Task statement:
A word-for-word repetition of all the entries is needed.

Exercise input:

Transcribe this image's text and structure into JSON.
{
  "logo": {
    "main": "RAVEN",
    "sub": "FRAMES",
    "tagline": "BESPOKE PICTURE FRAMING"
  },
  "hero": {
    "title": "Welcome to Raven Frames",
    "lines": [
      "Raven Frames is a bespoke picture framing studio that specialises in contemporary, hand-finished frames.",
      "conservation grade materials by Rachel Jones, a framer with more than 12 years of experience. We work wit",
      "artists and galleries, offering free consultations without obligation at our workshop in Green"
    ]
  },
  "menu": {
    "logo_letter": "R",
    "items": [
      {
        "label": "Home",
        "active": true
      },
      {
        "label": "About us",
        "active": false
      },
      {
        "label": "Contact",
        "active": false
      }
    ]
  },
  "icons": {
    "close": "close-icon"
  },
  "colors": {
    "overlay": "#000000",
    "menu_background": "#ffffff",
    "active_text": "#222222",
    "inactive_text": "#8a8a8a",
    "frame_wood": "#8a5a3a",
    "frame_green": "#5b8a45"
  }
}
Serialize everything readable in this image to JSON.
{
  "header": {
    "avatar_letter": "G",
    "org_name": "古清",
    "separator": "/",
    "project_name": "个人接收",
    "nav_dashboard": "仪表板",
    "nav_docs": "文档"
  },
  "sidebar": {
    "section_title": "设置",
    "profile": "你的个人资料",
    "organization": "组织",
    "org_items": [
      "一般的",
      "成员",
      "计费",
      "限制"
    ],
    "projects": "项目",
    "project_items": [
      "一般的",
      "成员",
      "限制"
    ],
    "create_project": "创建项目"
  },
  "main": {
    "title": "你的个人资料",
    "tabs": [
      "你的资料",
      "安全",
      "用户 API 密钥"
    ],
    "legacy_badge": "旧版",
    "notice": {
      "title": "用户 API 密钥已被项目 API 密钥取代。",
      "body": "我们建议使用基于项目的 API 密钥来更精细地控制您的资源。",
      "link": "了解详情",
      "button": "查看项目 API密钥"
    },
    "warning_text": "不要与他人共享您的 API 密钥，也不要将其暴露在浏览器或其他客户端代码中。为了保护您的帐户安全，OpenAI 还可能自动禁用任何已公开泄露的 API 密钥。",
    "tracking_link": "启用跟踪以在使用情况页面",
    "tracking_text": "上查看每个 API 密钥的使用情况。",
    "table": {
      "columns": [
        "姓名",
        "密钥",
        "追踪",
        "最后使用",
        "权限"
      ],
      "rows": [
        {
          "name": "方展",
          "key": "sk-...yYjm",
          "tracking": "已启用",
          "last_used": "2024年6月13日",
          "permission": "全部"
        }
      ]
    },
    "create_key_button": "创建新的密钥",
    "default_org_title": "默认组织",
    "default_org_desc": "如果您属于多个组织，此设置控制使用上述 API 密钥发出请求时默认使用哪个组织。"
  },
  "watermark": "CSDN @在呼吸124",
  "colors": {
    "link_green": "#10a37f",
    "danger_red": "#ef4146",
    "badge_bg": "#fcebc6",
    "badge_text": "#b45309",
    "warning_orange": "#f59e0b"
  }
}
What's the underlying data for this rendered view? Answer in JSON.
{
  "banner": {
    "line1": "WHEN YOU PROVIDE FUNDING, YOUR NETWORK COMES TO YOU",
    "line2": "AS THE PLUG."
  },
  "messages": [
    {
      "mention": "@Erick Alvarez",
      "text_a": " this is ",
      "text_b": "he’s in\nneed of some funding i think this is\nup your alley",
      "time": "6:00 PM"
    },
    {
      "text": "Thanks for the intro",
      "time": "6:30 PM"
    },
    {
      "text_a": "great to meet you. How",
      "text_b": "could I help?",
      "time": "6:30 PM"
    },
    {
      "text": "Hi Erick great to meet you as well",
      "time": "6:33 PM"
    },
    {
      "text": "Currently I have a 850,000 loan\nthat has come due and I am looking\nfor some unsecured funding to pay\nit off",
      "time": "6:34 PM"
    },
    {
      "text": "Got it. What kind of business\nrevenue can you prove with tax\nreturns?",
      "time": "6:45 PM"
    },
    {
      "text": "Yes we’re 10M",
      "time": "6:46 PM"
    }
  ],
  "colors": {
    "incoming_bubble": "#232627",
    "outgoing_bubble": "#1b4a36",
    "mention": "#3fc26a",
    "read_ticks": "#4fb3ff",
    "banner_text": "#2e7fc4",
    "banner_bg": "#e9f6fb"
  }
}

The completed task:
Transcribe this image's text and structure into JSON.
{
  "logo": {
    "main": "RAVEN",
    "sub": "FRAMES",
    "tagline": "BESPOKE PICTURE FRAMING"
  },
  "hero": {
    "title": "Welcome to Raven Frames",
    "lines": [
      "Raven Frames is a bespoke picture framing studio that specialises in contemporary, hand-finished frames.",
      "conservation grade materials by Rachel Jones, a framer with more than 12 years of experience. We work wit",
      "artists and galleries, offering free consultations without obligation at our workshop in Green"
    ]
  },
  "menu": {
    "logo_letter": "R",
    "items": [
      {
        "label": "Home",
        "active": true
      },
      {
        "label": "About us",
        "active": false
      },
      {
        "label": "Contact",
        "active": false
      }
    ]
  },
  "icons": {
    "close": "close-icon"
  },
  "colors": {
    "overlay": "#000000",
    "menu_background": "#ffffff",
    "active_text": "#222222",
    "inactive_text": "#8a8a8a",
    "frame_wood": "#8a5a3a",
    "frame_green": "#5b8a45"
  }
}
Serialize everything readable in this image to JSON.
{
  "header": {
    "avatar_letter": "G",
    "org_name": "古清",
    "separator": "/",
    "project_name": "个人接收",
    "nav_dashboard": "仪表板",
    "nav_docs": "文档"
  },
  "sidebar": {
    "section_title": "设置",
    "profile": "你的个人资料",
    "organization": "组织",
    "org_items": [
      "一般的",
      "成员",
      "计费",
      "限制"
    ],
    "projects": "项目",
    "project_items": [
      "一般的",
      "成员",
      "限制"
    ],
    "create_project": "创建项目"
  },
  "main": {
    "title": "你的个人资料",
    "tabs": [
      "你的资料",
      "安全",
      "用户 API 密钥"
    ],
    "legacy_badge": "旧版",
    "notice": {
      "title": "用户 API 密钥已被项目 API 密钥取代。",
      "body": "我们建议使用基于项目的 API 密钥来更精细地控制您的资源。",
      "link": "了解详情",
      "button": "查看项目 API密钥"
    },
    "warning_text": "不要与他人共享您的 API 密钥，也不要将其暴露在浏览器或其他客户端代码中。为了保护您的帐户安全，OpenAI 还可能自动禁用任何已公开泄露的 API 密钥。",
    "tracking_link": "启用跟踪以在使用情况页面",
    "tracking_text": "上查看每个 API 密钥的使用情况。",
    "table": {
      "columns": [
        "姓名",
        "密钥",
        "追踪",
        "最后使用",
        "权限"
      ],
      "rows": [
        {
          "name": "方展",
          "key": "sk-...yYjm",
          "tracking": "已启用",
          "last_used": "2024年6月13日",
          "permission": "全部"
        }
      ]
    },
    "create_key_button": "创建新的密钥",
    "default_org_title": "默认组织",
    "default_org_desc": "如果您属于多个组织，此设置控制使用上述 API 密钥发出请求时默认使用哪个组织。"
  },
  "watermark": "CSDN @在呼吸124",
  "colors": {
    "link_green": "#10a37f",
    "danger_red": "#ef4146",
    "badge_bg": "#fcebc6",
    "badge_text": "#b45309",
    "warning_orange": "#f59e0b"
  }
}
What's the underlying data for this rendered view? Answer in JSON.
{
  "banner": {
    "line1": "WHEN YOU PROVIDE FUNDING, YOUR NETWORK COMES TO YOU",
    "line2": "AS THE PLUG."
  },
  "messages": [
    {
      "mention": "@Erick Alvarez",
      "text_a": " this is ",
      "text_b": "he’s in\nneed of some funding i think this is\nup your alley",
      "time": "6:00 PM"
    },
    {
      "text": "Thanks for the intro",
      "time": "6:30 PM"
    },
    {
      "text_a": "great to meet you. How",
      "text_b": "could I help?",
      "time": "6:30 PM"
    },
    {
      "text": "Hi Erick great to meet you as well",
      "time": "6:33 PM"
    },
    {
      "text": "Currently I have a 850,000 loan\nthat has come due and I am looking\nfor some unsecured funding to pay\nit off",
      "time": "6:34 PM"
    },
    {
      "text": "Got it. What kind of business\nrevenue can you prove with tax\nreturns?",
      "time": "6:45 PM"
    },
    {
      "text": "Yes we’re 10M",
      "time": "6:46 PM"
    }
  ],
  "colors": {
    "incoming_bubble": "#232627",
    "outgoing_bubble": "#1b4a36",
    "mention": "#3fc26a",
    "read_ticks": "#4fb3ff",
    "banner_text": "#2e7fc4",
    "banner_bg": "#e9f6fb"
  }
}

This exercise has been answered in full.